Thus, the appellant has been granted access to the soft copy records held by the City Council relating to the Greening of Waterford project, as she requested, but the form of access does not meet her expectations. Moreover, because of the difficulties encountered with the software, it remains unclear whether all of the maps that the appellant considers should exist are actually held by the Council or not. This situation has resulted in an understandable degree of frustration for the appellant. According to the appellant, the maps are very important for the conservation of Waterford City's wetlands, and she therefore considers it unacceptable that the maps are not readily accessible to the public and even to staff members of the City Council who are not specially trained to use the relevant software.

However, it is important to stress that there has been no refusal of the appellant's request by the City Council under Article 7(3) of the Regulations, as opposed to Article 7(5). The maps sought by the appellant simply are not held by the City Council in a readily accessible format, if indeed they are held at all.
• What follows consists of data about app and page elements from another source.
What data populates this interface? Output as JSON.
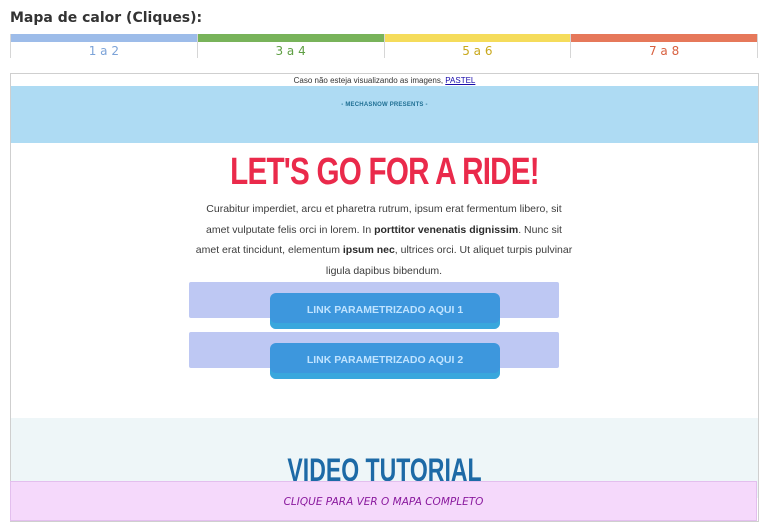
{
  "heatmap": {
    "title": "Mapa de calor (Cliques):",
    "legend": [
      {
        "label": "1 a 2",
        "color": "#9dbce9",
        "text_color": "#7ca3d8"
      },
      {
        "label": "3 a 4",
        "color": "#78b35a",
        "text_color": "#5f9f44"
      },
      {
        "label": "5 a 6",
        "color": "#f5dc5b",
        "text_color": "#c9a81c"
      },
      {
        "label": "7 a 8",
        "color": "#e6785a",
        "text_color": "#d8603f"
      }
    ]
  },
  "email": {
    "notice_text": "Caso não esteja visualizando as imagens,",
    "notice_link": "PASTEL",
    "presents": "- MECHASNOW PRESENTS -",
    "headline": "LET'S GO FOR A RIDE!",
    "body": {
      "p1": "Curabitur imperdiet, arcu et pharetra rutrum, ipsum erat fermentum libero, sit amet vulputate felis orci in lorem. In ",
      "b1": "porttitor venenatis dignissim",
      "p2": ". Nunc sit amet erat tincidunt, elementum ",
      "b2": "ipsum nec",
      "p3": ", ultrices orci. Ut aliquet turpis pulvinar ligula dapibus bibendum."
    },
    "buttons": [
      {
        "label": "LINK PARAMETRIZADO AQUI 1"
      },
      {
        "label": "LINK PARAMETRIZADO AQUI 2"
      }
    ],
    "video_title": "VIDEO TUTORIAL"
  },
  "footer": {
    "full_map_label": "CLIQUE PARA VER O MAPA COMPLETO"
  }
}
I note that the overall purpose of the AIE regime is to contribute to a better environment by increasing public access to environmental information and thereby achieve more effective public participation in environmental decision-making. The failure by a public authority to maintain environmental information in a manner that is readily reproducible and accessible by the public would obviously tend to undermine this purpose, which is why it is inconsistent with the requirements of Article 5 of the Regulations, as amended by the recent 2011 Amendment Regulations. However, as the appellant is aware, I have no enforcement powers in relation to Article 5 of the Regulations. Therefore, while the City Council's grant of access to the soft copy records it holds in this case may not be truly satisfactory from an environmental perspective, I simply am not in a position to require the City Council produce readily accessible maps where such maps are not already held by or on behalf of the City Council. This is an administrative matter that is outside of my remit as Commissioner for Environmental Information.

Nevertheless, I would expect the City Council to continue to make every reasonable effort to assist the appellant in accessing the maps that it does hold on any future scheduled visits to its offices. Moreover, I welcome the City Council's decision, as notified to this Office in a statement dated 28 August 2012, to waive its photocopying charges in this case in light of the circumstances and the delays encountered.


In accordance with Article 12(5) of the AIE Regulations, I have reviewed the decision of the City Council in this case. I find that the City Council's decision to refuse the appellant's request for access to further records relevant to her request dated 13 April 2010 was justified under Article 7(5) of the Regulations. I affirm the City Council's decision accordingly.

Appeal to the High Court

A party to the appeal or any other person affected by this decision may appeal to the High Court on a point of law from the decision. Such an appeal must be initiated not later than two months after notice of the decision was given to the person bringing the appeal.

Emily O'Reilly
Commissioner for Environmental Information
23 October 2012